By prioritising the wellbeing and success of employees, promoting open communication and collaboration, and fostering a culture of inclusivity and support, organisations in the metals industry can create a workplace where employees feel valued, empowered, and motivated to achieve their fullest potential.

Section 4: Health and Wellbeing

In industries like metals, physical health and safety is the number one priority. Organisations are required to keep up with strict health and safety regulations to minimise injuries and accidents. However, we want to highlight the importance of mental and emotional health initiatives alongside physical safety.

For many in the metals industry, their work involves working with heavy machinery, hazardous materials and dangerous equipment. The mental headspace of the person operating such equipment is just as important to consider. The industry can be fast-paced and demanding, with high pressure situations and complex tasks.  Therefore, it is important to offer stress management workshops and counselling to promote mental health awareness.

Investing in such initiatives demonstrates a commitment to employees’ wellbeing and creates an environment that is supportive and caring. Employees are more likely to engage positively with their work and remain loyal a company that prioritises their health and safety.

Section 5: Opportunities for Personal Growth and Development

Mentoring, training sessions and career path planning specific to the metals industry are crucial for developing and retaining talent, fostering growth and ensuring the long-term success and development of your employees within the sector. Some examples of different growth and development opportunities include:

  • Mentoring: Mentorship programmes can be used to promote a transfer of skills from experts/skilled employees to new/junior employees. Skilled employees can provide guidance and career advice tailored according to their experience and knowledge in the industry.
  • Career Path Planning: One-on-one career development sessions can be utilised to provide a sense of clarity and progression to employees. Employees can be provided with opportunities to explore different career paths, roles and responsibilities, and departments to get a better understanding of what they would like to specialise in.
  • Handover of Responsibilities: Employees can be given opportunities to get experience in more senior roles. For example, high potential employees can be given the opportunity to act as managers on a trial basis. Not only is it a great learning opportunity, but it also helps employers understand their options for promoting employees and succession plans.

Section 6: Recognising and Rewarding Hard Work

If an employee has taken upon themselves to provide an extraordinary service to their organisation, they deserve to be rewarded accordingly. A culture of recognition helps create engaged and loyal employees. Recognition and the chance to be rewarded can be a great motivator for employees. Employees are much more likely to work harder to earn their reward when they know they may be able to achieve it.

However, rewards should not just be based on hard performance metrics, and employers should also consider the impact of employees who work ‘behind the scenes’. In many cases, the success of one employee is due to a variety of factors and other employees. Therefore, recognising the impact of soft skills is also important. Recognition is just as much about recognising small wins as it is about the milestones.

Conclusion

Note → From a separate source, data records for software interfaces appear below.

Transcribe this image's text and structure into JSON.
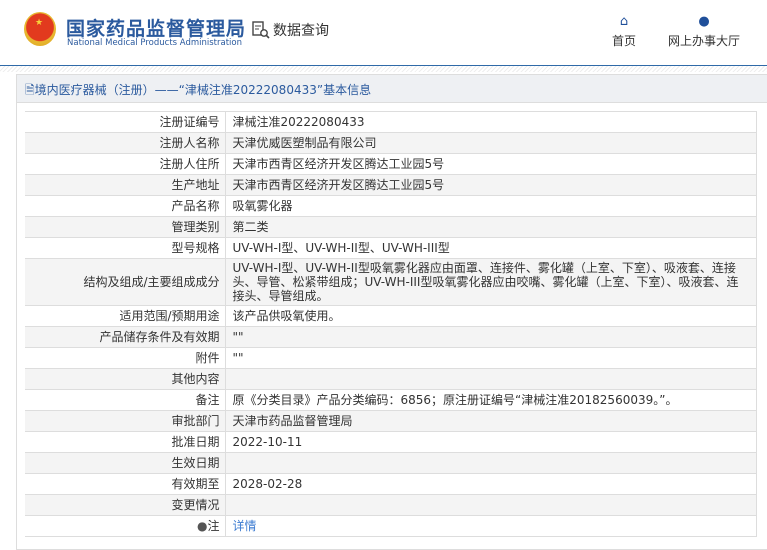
{
  "header": {
    "title_cn": "国家药品监督管理局",
    "title_en": "National Medical Products Administration",
    "query_label": "数据查询",
    "nav": [
      {
        "label": "首页",
        "icon": "home-icon"
      },
      {
        "label": "网上办事大厅",
        "icon": "user-icon"
      }
    ]
  },
  "panel": {
    "title": "境内医疗器械（注册）——“津械注准20222080433”基本信息"
  },
  "rows": [
    {
      "label": "注册证编号",
      "value": "津械注准20222080433"
    },
    {
      "label": "注册人名称",
      "value": "天津优威医塑制品有限公司"
    },
    {
      "label": "注册人住所",
      "value": "天津市西青区经济开发区腾达工业园5号"
    },
    {
      "label": "生产地址",
      "value": "天津市西青区经济开发区腾达工业园5号"
    },
    {
      "label": "产品名称",
      "value": "吸氧雾化器"
    },
    {
      "label": "管理类别",
      "value": "第二类"
    },
    {
      "label": "型号规格",
      "value": "UV-WH-I型、UV-WH-II型、UV-WH-III型"
    },
    {
      "label": "结构及组成/主要组成成分",
      "value": "UV-WH-I型、UV-WH-II型吸氧雾化器应由面罩、连接件、雾化罐（上室、下室）、吸液套、连接头、导管、松紧带组成；UV-WH-III型吸氧雾化器应由咬嘴、雾化罐（上室、下室）、吸液套、连接头、导管组成。"
    },
    {
      "label": "适用范围/预期用途",
      "value": "该产品供吸氧使用。"
    },
    {
      "label": "产品储存条件及有效期",
      "value": "\"\""
    },
    {
      "label": "附件",
      "value": "\"\""
    },
    {
      "label": "其他内容",
      "value": ""
    },
    {
      "label": "备注",
      "value": "原《分类目录》产品分类编码：6856；原注册证编号“津械注准20182560039。”。"
    },
    {
      "label": "审批部门",
      "value": "天津市药品监督管理局"
    },
    {
      "label": "批准日期",
      "value": "2022-10-11"
    },
    {
      "label": "生效日期",
      "value": ""
    },
    {
      "label": "有效期至",
      "value": "2028-02-28"
    },
    {
      "label": "变更情况",
      "value": ""
    }
  ],
  "note": {
    "label": "注",
    "link": "详情"
  }
}
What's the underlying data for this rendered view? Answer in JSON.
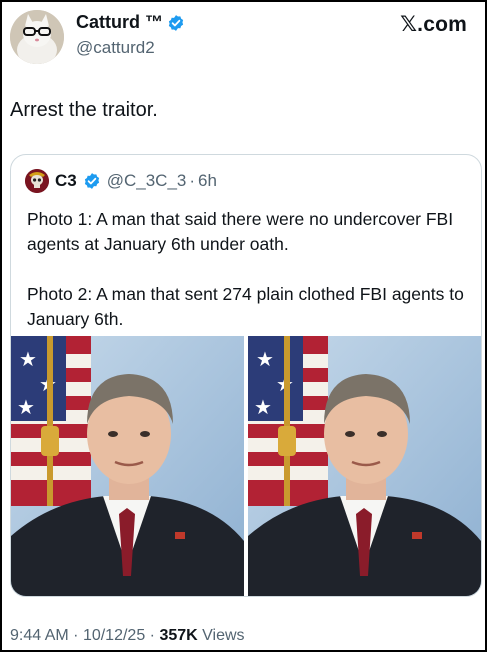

We believe that workplaces which implement such policies and show genuine care and appreciation for their employees, are far more likely to succeed. A happy workplace is a healthy workplace, and we believe it is time to prioritise appreciation, care and recognition at work. So let this Valentine’s Day be a reminder that the relationship between you and your employees, teams and colleagues is just as important as the ones you have at home.

We encourage you to introduce these recommendations in your workplace and remind your employees that we are all in this together. If you would like to learn more about bringing positive change in your workplace, you can go to the Burley Law YouTube page, where you can find our webinars on Recruit, Retain, Release.